French Bishop Condemns Government Legal Body for Promoting “Barbarism” of Embryo Research
By Hilary White
BAYONNE, France, May 14, 2009 (LifeSiteNews.com) - The Catholic bishop of Bayonne has warned that the French government is promoting a form of "barbarism" in recommending the legalization of embryo research.
Bishop Marc Aillet, head of the diocese of Bayonne, Lescar and Oloron, said in a media release that promoting embryo research is the "temptation for man to set himself up as the master of life over his fellow men."
The bishop released the remarks to coincide with the current Estates General on bioethics - a forum for debate on issues such as embryonic stem cell research and cloning that will present its findings to the French Parliament.
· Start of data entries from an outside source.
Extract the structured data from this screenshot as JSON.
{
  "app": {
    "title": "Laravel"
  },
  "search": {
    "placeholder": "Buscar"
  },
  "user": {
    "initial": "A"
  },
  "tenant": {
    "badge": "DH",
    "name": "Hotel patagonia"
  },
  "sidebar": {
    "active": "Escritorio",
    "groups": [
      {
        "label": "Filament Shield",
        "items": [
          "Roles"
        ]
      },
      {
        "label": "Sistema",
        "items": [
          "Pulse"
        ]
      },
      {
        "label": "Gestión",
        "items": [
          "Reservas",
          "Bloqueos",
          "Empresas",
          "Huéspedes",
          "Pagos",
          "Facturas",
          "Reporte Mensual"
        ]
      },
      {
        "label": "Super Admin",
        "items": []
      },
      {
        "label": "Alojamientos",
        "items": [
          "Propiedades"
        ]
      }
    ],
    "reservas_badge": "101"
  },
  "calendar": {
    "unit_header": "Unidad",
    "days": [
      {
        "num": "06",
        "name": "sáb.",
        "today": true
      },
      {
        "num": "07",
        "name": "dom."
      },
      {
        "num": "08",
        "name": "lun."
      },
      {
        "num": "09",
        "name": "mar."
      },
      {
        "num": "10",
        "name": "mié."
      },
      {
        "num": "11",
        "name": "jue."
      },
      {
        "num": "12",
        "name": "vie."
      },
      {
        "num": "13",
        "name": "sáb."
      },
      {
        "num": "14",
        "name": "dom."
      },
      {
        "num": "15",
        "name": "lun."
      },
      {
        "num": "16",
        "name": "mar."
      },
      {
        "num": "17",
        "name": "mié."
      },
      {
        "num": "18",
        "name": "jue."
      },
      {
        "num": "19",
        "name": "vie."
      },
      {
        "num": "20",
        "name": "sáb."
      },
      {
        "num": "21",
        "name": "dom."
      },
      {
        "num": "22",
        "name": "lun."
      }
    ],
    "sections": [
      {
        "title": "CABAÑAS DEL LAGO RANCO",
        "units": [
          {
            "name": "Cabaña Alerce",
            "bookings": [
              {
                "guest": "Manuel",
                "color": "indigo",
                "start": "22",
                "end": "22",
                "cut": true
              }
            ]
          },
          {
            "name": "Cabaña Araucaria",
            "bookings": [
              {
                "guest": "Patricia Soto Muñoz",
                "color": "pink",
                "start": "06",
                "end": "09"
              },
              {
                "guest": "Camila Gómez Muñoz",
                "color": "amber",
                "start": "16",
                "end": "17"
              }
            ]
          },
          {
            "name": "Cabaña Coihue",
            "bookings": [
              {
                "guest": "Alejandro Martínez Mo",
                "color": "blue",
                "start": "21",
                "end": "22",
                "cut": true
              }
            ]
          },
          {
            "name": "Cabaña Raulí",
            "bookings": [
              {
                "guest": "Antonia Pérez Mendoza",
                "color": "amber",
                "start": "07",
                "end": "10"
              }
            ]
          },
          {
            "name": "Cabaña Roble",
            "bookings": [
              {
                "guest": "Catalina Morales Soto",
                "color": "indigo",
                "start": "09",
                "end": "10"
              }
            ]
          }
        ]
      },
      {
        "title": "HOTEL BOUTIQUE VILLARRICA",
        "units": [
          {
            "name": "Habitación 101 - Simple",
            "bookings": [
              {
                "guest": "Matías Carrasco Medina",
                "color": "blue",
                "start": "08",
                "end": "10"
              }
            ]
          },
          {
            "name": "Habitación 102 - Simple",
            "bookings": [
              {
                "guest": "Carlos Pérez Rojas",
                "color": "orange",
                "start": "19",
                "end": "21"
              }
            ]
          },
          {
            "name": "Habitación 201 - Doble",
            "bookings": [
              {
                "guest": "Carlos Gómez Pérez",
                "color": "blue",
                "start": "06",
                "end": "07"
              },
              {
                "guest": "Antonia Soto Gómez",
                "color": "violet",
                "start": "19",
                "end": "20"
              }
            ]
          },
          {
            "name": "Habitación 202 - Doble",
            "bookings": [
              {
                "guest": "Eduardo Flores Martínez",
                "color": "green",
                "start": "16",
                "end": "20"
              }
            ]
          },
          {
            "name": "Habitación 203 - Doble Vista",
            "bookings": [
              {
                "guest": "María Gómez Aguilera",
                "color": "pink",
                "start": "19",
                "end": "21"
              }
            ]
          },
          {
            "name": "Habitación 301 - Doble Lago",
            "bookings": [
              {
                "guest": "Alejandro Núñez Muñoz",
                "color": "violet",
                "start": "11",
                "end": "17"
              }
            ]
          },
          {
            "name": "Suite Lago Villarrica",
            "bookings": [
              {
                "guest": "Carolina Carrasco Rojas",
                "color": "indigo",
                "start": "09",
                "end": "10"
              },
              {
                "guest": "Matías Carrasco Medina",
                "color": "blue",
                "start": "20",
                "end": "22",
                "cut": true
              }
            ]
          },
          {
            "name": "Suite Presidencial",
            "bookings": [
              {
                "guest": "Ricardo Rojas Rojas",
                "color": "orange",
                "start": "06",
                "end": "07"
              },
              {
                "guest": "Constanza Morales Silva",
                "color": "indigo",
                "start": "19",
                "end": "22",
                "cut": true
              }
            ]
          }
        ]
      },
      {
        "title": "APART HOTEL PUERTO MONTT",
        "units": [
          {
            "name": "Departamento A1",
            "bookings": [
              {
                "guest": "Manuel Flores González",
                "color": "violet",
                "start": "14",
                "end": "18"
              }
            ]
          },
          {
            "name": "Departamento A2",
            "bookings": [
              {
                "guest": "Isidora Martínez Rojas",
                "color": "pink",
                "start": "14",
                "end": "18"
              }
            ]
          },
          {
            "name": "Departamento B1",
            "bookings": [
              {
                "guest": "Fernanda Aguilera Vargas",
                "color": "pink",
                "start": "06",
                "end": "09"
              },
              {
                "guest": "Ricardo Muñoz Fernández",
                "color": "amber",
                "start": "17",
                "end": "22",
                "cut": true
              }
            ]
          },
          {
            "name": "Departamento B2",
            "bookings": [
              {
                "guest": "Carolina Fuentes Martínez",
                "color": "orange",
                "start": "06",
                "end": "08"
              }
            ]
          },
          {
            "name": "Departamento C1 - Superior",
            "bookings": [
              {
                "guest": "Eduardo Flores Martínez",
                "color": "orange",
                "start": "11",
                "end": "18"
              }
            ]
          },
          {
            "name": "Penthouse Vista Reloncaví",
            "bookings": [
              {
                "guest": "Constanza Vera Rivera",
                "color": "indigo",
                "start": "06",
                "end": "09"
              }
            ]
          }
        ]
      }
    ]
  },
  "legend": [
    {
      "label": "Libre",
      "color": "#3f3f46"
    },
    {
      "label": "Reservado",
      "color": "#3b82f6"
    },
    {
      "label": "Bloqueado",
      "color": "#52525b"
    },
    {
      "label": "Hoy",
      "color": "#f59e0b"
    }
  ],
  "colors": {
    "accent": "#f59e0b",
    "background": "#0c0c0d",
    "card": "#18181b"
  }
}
The findings will then be used to help with deliberations on the 2004 law on bioethics, which is scheduled for reconsideration.
The Council of State, however, an organ of the government that provides the executive branch with legal advice, has already released its opinion that embryo research should be allowed but opposes legalising "surrogate motherhood."
In response, the bishop said, "How can we not discern behind this zealous focus on the embryo a violence committed against every human being and definitively against God?"
The bishop also said that the recommendation of the Council of State to allow embryo research overrides the "active phase of reflection destined to lead to a dispassionate debate."
"If one of the highest authorities in the Republic takes a stance even before the Estates General announced by the government have concluded, isn’t there a risk of confusing the democratic debate?" said Bishop Aillet.
"Were we not all embryos once?" The state has a responsibility to promote the "principle of dignity" as the "only means to guarantee equality in society," he said.
If human dignity, he said, is "reduced to his size or his state of development," others who are no longer embryos, but who "do not correspond to those models in vogue would have reason to worry."
Referring to the practice of pre-implantation genetic diagnosis to eradicate "imperfect" embryos, the bishop said, "And those who have escaped the ‘selective triage,’ should they apologize for existing?"
Bishop Aillet also asked why the political and scientific community has continued to call for embryo research, given the success of adult and umbilical cord blood stem cell research, which present few ethical problems.